On July 20, 2013 I drove to an area of the Siskiyou Mts. outside the town of Orleans from Los Angeles– the 11 hours is okay if I can leave before dawn and arrive in the afternoon. Arriving a few hours before the sun went down, there was some time to collect from a population of Pyrola dentata before cooking some food and figuring out where to sleep.
Some of the P. dentata (left) had the leaf form for which the species was originally named (i.e., glaucous, oblong leaves with dentate margins). However, plants growing in the vicinity (below), within a few meters, had really different leaves– these varied in size, shape, and coloration. I collected plants exhibiting a range of morphologies to press and add to permanent herbarium collections. When collecting plants to make herbarium specimens with, it is useful to consider representing the range of morphological variation in a particular species at one location. This is one of the ways we can distinguish heritable variation from variation caused by environmental pressures like micro-climate and other resource availability.
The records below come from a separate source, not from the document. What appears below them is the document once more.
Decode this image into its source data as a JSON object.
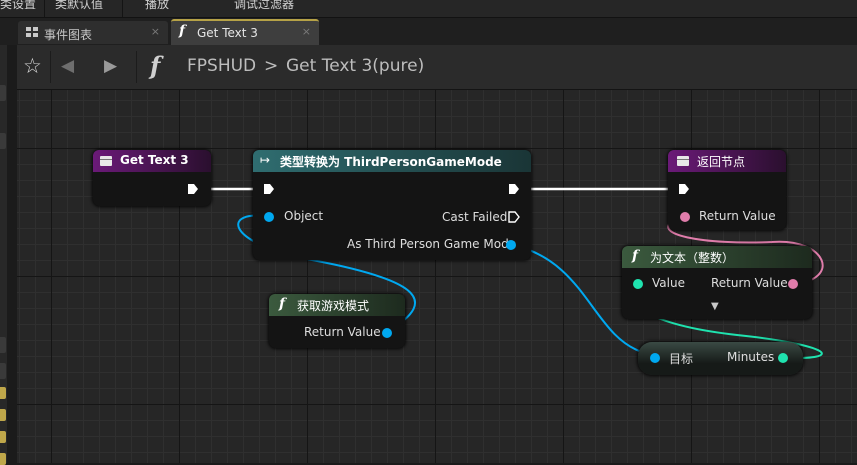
{
  "menu": {
    "items": [
      "类设置",
      "类默认值",
      "播放",
      "调试过滤器"
    ]
  },
  "tabs": [
    {
      "label": "事件图表",
      "close": "×"
    },
    {
      "label": "Get Text 3",
      "close": "×"
    }
  ],
  "breadcrumb": {
    "star": "☆",
    "back": "◀",
    "forward": "▶",
    "fn": "f",
    "parent": "FPSHUD",
    "sep": ">",
    "current": "Get Text 3(pure)"
  },
  "nodes": {
    "entry": {
      "title": "Get Text 3"
    },
    "cast": {
      "arrow": "↦",
      "title": "类型转换为 ThirdPersonGameMode",
      "object": "Object",
      "cast_failed": "Cast Failed",
      "as_pin": "As Third Person Game Mode"
    },
    "ret": {
      "title": "返回节点",
      "return_value": "Return Value"
    },
    "gamemode": {
      "fn": "f",
      "title": "获取游戏模式",
      "return_value": "Return Value"
    },
    "totext": {
      "fn": "f",
      "title": "为文本（整数）",
      "value": "Value",
      "return_value": "Return Value",
      "expand": "▼"
    },
    "minutes": {
      "target": "目标",
      "minutes": "Minutes"
    }
  },
  "colors": {
    "exec_wire": "#ffffff",
    "object_pin": "#00a8f0",
    "text_pin": "#e07dab",
    "int_pin": "#1fe3af",
    "entry_header": "#6b1a78",
    "cast_header": "#2f6d70",
    "pure_header": "#3b5a3e"
  }
}
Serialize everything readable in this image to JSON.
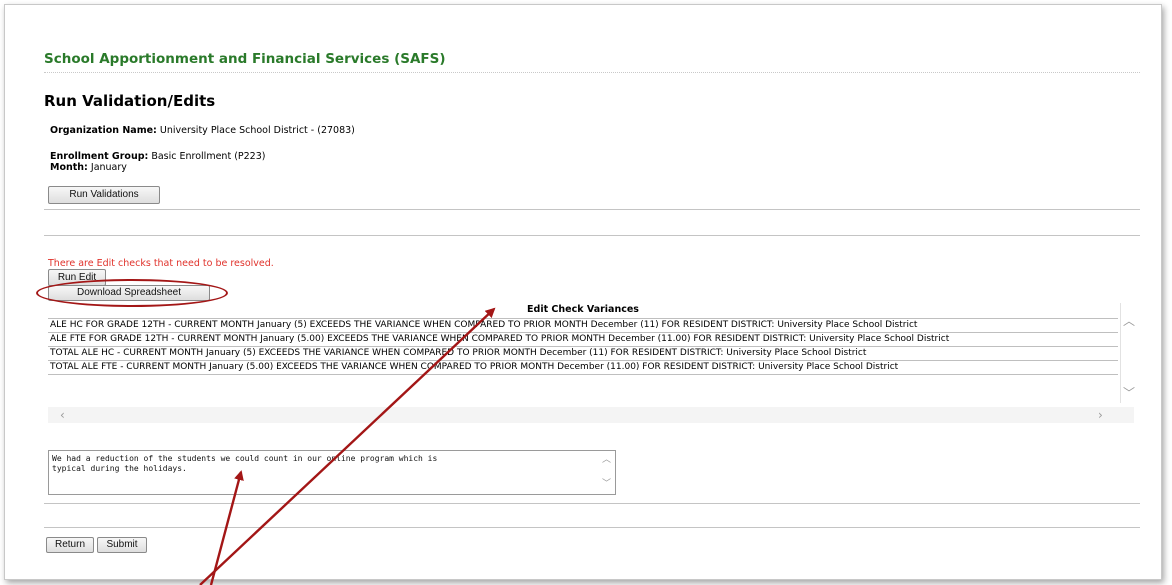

After taking notes about the habitat I found these plants growing in, looking around for other Pyrola species in the area, and packing my bag for the next day, I had dinner and watched the clouds rise over the river valley below me.